82b67642833b1ce75407ebbcc62d5125.jpg

comfort height toilets

check out our guide to toilets, which is super comprehensive and provides some pretty valuable info. in summation, there are three heights of toilets: class, comfort/chair height, and custom. when it comes to ada/aging in place toilet heights, you’ll generally be best suited with the highest toilet you can find, and this is going to come in the form of a wall-mounted toilet. don’t fret, these can hold (officially) 800lbs, but that’s a minimum, cover-your-ass legal claim (they can hold a lot more, if you’ll ever encounter the need). they also are super easy to clean and maintain. don’t disregard it!

drop-in tubs

generally when someone is at the age they start considering aging-in-place design, they’re not ready to succumb completely to seniority; this is mostly a failsafe and a justification for a remodel later in life. I find this primarily manifests when it comes to the bath. for a custom bath remodel, many aren’t willing to sacrifice a tub, and understandably so. bathing grandkids, wanting to soak, etc., yo - you’re still young! for this situation, I recommend going with a drop-in (or under-mount) tub. these tubs will allow for a customizable tub-deck, which will give you the opportunity to create benches, steps, or whatever you feel will be the best for you as the years go on.
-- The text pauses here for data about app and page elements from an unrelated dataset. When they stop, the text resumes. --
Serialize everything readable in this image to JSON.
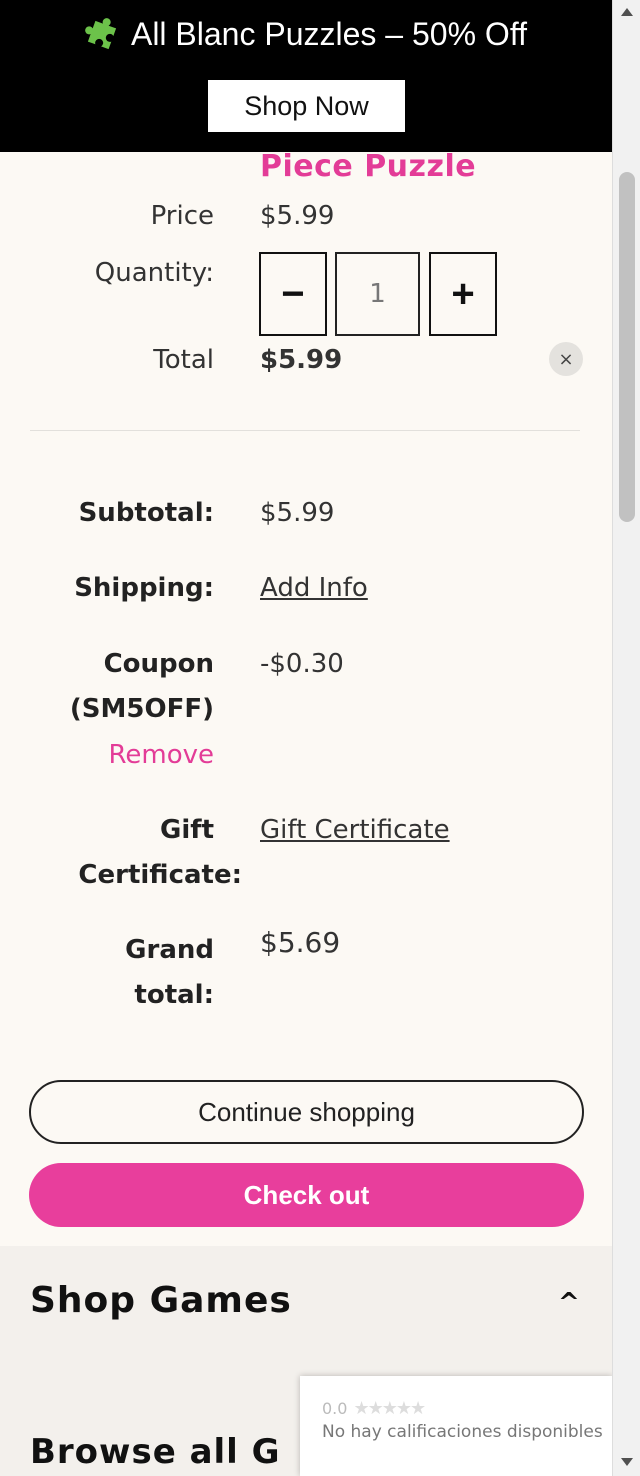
{
  "banner": {
    "title": "All Blanc Puzzles – 50% Off",
    "icon": "puzzle-piece-icon",
    "cta_label": "Shop Now"
  },
  "cart_item": {
    "name_partial": "Piece Puzzle",
    "price_label": "Price",
    "price_value": "$5.99",
    "quantity_label": "Quantity:",
    "quantity_value": "1",
    "minus_symbol": "−",
    "plus_symbol": "+",
    "total_label": "Total",
    "total_value": "$5.99",
    "remove_icon": "×"
  },
  "summary": {
    "subtotal_label": "Subtotal:",
    "subtotal_value": "$5.99",
    "shipping_label": "Shipping:",
    "shipping_value": "Add Info",
    "coupon_label_line1": "Coupon",
    "coupon_label_line2": "(SM5OFF)",
    "coupon_value": "-$0.30",
    "coupon_remove": "Remove",
    "gift_label_line1": "Gift",
    "gift_label_line2": "Certificate:",
    "gift_value": "Gift Certificate",
    "grand_label_line1": "Grand",
    "grand_label_line2": "total:",
    "grand_value": "$5.69"
  },
  "actions": {
    "continue_label": "Continue shopping",
    "checkout_label": "Check out"
  },
  "footer": {
    "shop_games_heading": "Shop Games",
    "caret": "^",
    "browse_partial": "Browse all G"
  },
  "rating_widget": {
    "score": "0.0",
    "stars": "★★★★★",
    "message": "No hay calificaciones disponibles"
  },
  "colors": {
    "brand_pink": "#e33c97",
    "checkout_pink": "#e83e9c",
    "banner_bg": "#000000",
    "page_bg": "#fcf9f4"
  }
}
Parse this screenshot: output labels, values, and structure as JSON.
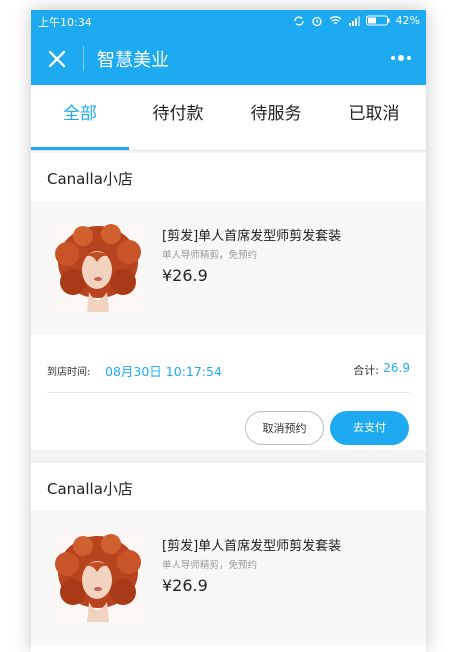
{
  "status_bar": {
    "time": "上午10:34",
    "battery": "42%"
  },
  "header": {
    "title": "智慧美业"
  },
  "tabs": [
    {
      "label": "全部",
      "active": true
    },
    {
      "label": "待付款",
      "active": false
    },
    {
      "label": "待服务",
      "active": false
    },
    {
      "label": "已取消",
      "active": false
    }
  ],
  "orders": [
    {
      "shop": "Canalla小店",
      "item_title": "[剪发]单人首席发型师剪发套装",
      "item_subtitle": "单人导师精剪，免预约",
      "price": "¥26.9",
      "arrive_label": "到店时间:",
      "arrive_time": "08月30日 10:17:54",
      "total_label": "合计:",
      "total_value": "26.9",
      "cancel_label": "取消预约",
      "pay_label": "去支付"
    },
    {
      "shop": "Canalla小店",
      "item_title": "[剪发]单人首席发型师剪发套装",
      "item_subtitle": "单人导师精剪，免预约",
      "price": "¥26.9"
    }
  ],
  "colors": {
    "accent": "#1eaaf1"
  }
}
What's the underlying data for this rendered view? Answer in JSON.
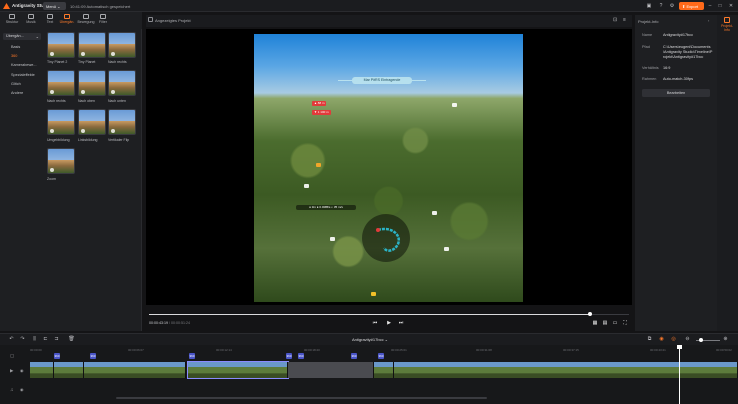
{
  "titlebar": {
    "app_name": "Antigravity Studio",
    "menu_label": "Menü",
    "autosave": "10:41:09 Automatisch gespeichert",
    "export_label": "Export"
  },
  "left_tabs": [
    {
      "label": "Struktur",
      "icon": "struktur-icon"
    },
    {
      "label": "Musik",
      "icon": "music-icon"
    },
    {
      "label": "Text",
      "icon": "text-icon"
    },
    {
      "label": "Übergän.",
      "icon": "transition-icon",
      "active": true
    },
    {
      "label": "Bewegung",
      "icon": "motion-icon"
    },
    {
      "label": "Filter",
      "icon": "filter-icon"
    }
  ],
  "category_select": "Übergän...",
  "categories": [
    {
      "label": "Basis"
    },
    {
      "label": "360",
      "active": true
    },
    {
      "label": "Kamerabewe..."
    },
    {
      "label": "Spezialeffekte"
    },
    {
      "label": "Glitch"
    },
    {
      "label": "Andere"
    }
  ],
  "transitions": [
    {
      "label": "Tiny Planet 2"
    },
    {
      "label": "Tiny Planet"
    },
    {
      "label": "Nach rechts"
    },
    {
      "label": "Nach rechts"
    },
    {
      "label": "Nach oben"
    },
    {
      "label": "Nach unten"
    },
    {
      "label": "Umgebbildung"
    },
    {
      "label": "Linksbildung"
    },
    {
      "label": "Vertikaler Flip"
    },
    {
      "label": "Zoom"
    }
  ],
  "preview": {
    "title": "Angezeigtes Projekt",
    "banner_text": "Mar PitRS Eintragende",
    "tag_1": "▲ 88 m",
    "tag_2": "▼ 1 100 m",
    "hint": "● 3m  ● 0.0MB/s  ◐ 35 m/s",
    "timecode_current": "00:00:43:19",
    "timecode_total": "/ 00:00:51:24"
  },
  "right_panel": {
    "title": "Projekt-Info",
    "props": [
      {
        "label": "Name",
        "value": "Antigravity#17bcc"
      },
      {
        "label": "Pfad",
        "value": "C:\\Users\\eugeni\\Documents\\Antigravity Studio\\Timeline\\Projekt\\Antigravity#17bcc"
      },
      {
        "label": "Verhältnis",
        "value": "16:9"
      },
      {
        "label": "Rahmen",
        "value": "Auto-match-30fps"
      }
    ],
    "edit_label": "Bearbeiten",
    "tab_label": "Projekt-Info"
  },
  "timeline": {
    "sequence_name": "Antigravity#17bcc ⌄",
    "ruler_ticks": [
      "00:00:00",
      "00:00:06:07",
      "00:00:12:14",
      "00:00:18:20",
      "00:00:25:01",
      "00:00:31:08",
      "00:00:37:15",
      "00:00:43:21",
      "00:00:50:02"
    ],
    "markers": [
      "360",
      "360",
      "360",
      "360",
      "360",
      "360",
      "360"
    ]
  },
  "colors": {
    "accent": "#ff6a1a",
    "marker": "#4a55c8",
    "background": "#141416"
  }
}
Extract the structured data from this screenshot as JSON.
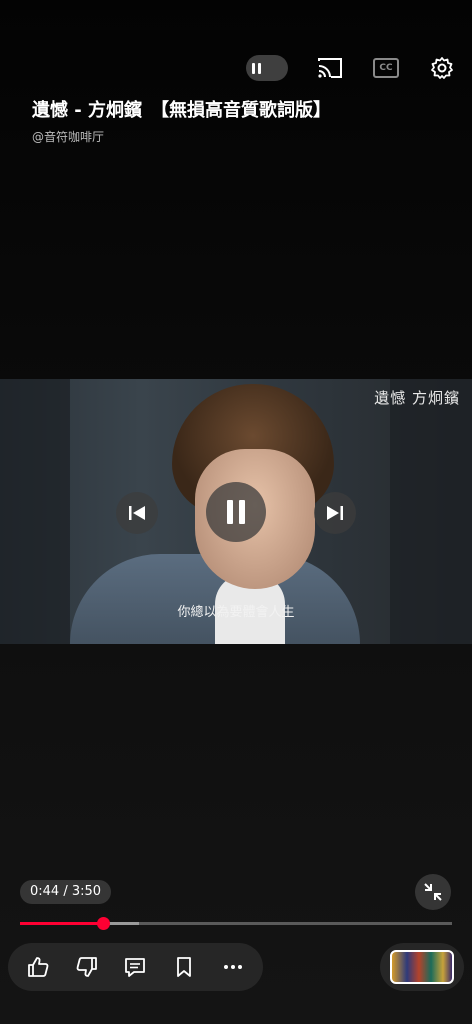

11c8ae038980d77ca29eba5b0a655fc1.jpg
d08f2331df38a3ae8de553d95b9ddc86.jpg

konnect

I’m going to be blunt here: the majority of those over the age of 40 at this point are afraid of technology. hell, these days, I’m afraid of technology. however, technology in the bath is evolving, evolving fast, and evolving in crazy ways. for an aging-in-place bath, smart bathing technology should be something utilized by those looking for convenience in their senior years. with the ability to turn on your ideal, customized shower with a voice command, it’s the perfect solution to operating “too many knobs and do-dads.” I’ve mentioned this in many posts before, but kohler’s konnect system is voice activated, and will give you the ability to turn your shower on with your voice, operate your toilet, make memos on your mirror while you’re getting ready, fill your tub, etc. for the elderly to maintain complete control of their life without sacrificing style, this is a fantastic option. sure, it may take some guidance and a few tutorials by some grandkids, but let’s be honest, there’s nothing like being your grandparents’ favorite. (hi grandma! hi grandpa!)

new-smart.jpg
63bf6500ca56909b2f9f48f39d7dce29.jpg

when it comes down to it, aging-in-place style is both a need and a want for many, but so many are willing to just succumb to the hospital-looking fixtures they’re used to seeing. don’t fall victim to a hospital in your own home when you can revel in beautiful interior style, well into your later days!

x - mk